What brings sadness to my heart is how little influence the Rock and Roll Hall of Fame has on my little data exercises. For the most part, neither inductions nor nominations cause much of a change. Having said that, I look forward to the announcement of nominations every year as well as to the broadcast of the induction ceremony. The ceremony was held last week and the ceremony will air on HBO April 27. To celebrate that, I’m going to share some data and charts for this year’s nominees and inductees.
Below (Figure 01) is the Spotify popularity for the Class of 2019.
I’ve already written about how Spotify calculates their popularity score numerous times and every article about the RRHoF repeats their rules and controversy so forgive me if I don’t regurgitate all of that here.
Induction Process and Eligibility Requirements, etc.
As you can see, all artists flow together for the most part — because Spotify’s popularity scores are relative. That’s what caused all of them to go down together in late June, climb back up and fall again together in February. Given that, the lines, in a vacuum, would be pretty straight. Knowing that, the nominations announced in December 2018 seem to have no effect.
Speaking of nominations, here are those who were nominated last year but not inducted.
Like many people, I find it extremely difficult to keep my thoughts about this to myself. At least three of those artists deserve to be in more than at least three of the inductees. But, of course, if the RRHoF used reason and logic, people wouldn’t write motherloads of articles and blog posts about them twice a year.
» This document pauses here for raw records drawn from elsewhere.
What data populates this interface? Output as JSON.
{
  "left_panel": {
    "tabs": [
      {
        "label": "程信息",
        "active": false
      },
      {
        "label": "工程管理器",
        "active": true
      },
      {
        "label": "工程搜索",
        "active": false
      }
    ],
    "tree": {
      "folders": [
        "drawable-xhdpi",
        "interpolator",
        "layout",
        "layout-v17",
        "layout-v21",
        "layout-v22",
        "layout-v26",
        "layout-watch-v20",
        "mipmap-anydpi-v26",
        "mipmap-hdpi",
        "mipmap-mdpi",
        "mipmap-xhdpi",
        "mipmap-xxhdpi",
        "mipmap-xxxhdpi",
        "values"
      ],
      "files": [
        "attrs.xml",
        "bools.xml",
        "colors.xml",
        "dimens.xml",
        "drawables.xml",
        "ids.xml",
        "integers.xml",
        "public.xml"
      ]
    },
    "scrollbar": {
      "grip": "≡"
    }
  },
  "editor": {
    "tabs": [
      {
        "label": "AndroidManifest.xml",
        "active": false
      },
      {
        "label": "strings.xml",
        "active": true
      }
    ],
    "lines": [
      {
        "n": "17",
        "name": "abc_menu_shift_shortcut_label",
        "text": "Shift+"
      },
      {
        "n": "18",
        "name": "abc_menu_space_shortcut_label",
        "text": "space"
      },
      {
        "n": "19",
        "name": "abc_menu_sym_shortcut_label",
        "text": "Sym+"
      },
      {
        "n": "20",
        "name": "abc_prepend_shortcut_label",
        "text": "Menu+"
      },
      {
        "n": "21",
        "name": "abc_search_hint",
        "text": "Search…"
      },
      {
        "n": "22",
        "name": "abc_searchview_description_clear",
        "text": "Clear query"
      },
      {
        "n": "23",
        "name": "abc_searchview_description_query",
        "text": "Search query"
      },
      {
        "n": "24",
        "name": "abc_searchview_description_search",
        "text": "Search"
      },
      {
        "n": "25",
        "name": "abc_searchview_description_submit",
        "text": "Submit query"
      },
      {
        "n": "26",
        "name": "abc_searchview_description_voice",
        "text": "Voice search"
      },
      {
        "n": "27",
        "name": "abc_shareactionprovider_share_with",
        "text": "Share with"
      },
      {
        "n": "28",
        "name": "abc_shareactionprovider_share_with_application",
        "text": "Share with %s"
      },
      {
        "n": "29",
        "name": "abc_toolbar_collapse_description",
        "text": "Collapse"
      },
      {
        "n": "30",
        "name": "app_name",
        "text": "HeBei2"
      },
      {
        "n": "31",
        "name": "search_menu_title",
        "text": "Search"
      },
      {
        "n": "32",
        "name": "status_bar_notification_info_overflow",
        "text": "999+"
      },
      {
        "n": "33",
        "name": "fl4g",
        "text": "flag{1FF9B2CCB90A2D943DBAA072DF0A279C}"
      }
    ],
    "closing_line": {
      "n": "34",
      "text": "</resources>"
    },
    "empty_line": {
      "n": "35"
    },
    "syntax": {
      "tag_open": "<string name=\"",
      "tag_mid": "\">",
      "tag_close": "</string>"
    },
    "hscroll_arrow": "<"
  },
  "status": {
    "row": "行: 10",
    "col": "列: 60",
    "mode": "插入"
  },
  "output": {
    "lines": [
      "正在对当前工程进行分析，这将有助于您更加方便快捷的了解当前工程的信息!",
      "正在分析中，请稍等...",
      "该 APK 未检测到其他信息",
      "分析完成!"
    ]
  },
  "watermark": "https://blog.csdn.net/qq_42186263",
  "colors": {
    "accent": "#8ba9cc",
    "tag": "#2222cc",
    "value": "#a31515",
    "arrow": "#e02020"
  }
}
The only artist I would say was really affected by their nomination is the MC5. I would expect all of them would bump up because the public was reminded of these artists and listened to them like, “Oh, yeah, I haven’t listened to LL Cool J in forever” but, in the case of the MC5, I think it’s more like, “Who are the MC5?” and I am just fine with a new generation being exposed to them by any means necessary. Very similar to another highly-influential Detroit band, The Stooges (inducted 2010). I’m still waiting for Ted Nugent to get selected for consideration to be put on the ballot. Once.
Because popularity is relative, you might be thinking the line charts are pretty useless and you’d be right. If I look at each artist individually, however, and change the Y-axis from a 0-to-100 scale to a lowest-to-highest scale, they become (a little) more useful. Sometimes. This begins a series of posts about each inductee that do exactly that with some more useful statistics and data visualizations.
Before we go on, however, here’s something more useful — a graph using each artist’s followers on Spotify.
Day-um! Radiohead has some fans, yo!
That wide range between, for example, The Zombies (who deserve better, by the way) and Radiohead makes for what could be considered a clunky chart.
In other charts, the ratio for popularity (which is, conveniently, on a scale of 0-100) is 1:2. One popularity point gets represented by two pixels so I can fight against the opposite problem of a chart that’s too small. The ratio in the above chart is 5000:1. 5000 followers to one pixel.
Chrome’s dev tools were invaluable in troubleshooting that.
I love how “good” I’m getting at math now that it’s always in a real, practical context. For the labels on top of the columns I first checked to see whether the number was above or below one million.
- If it was above, I divided by one million, used toFixed(1) and added the “M”.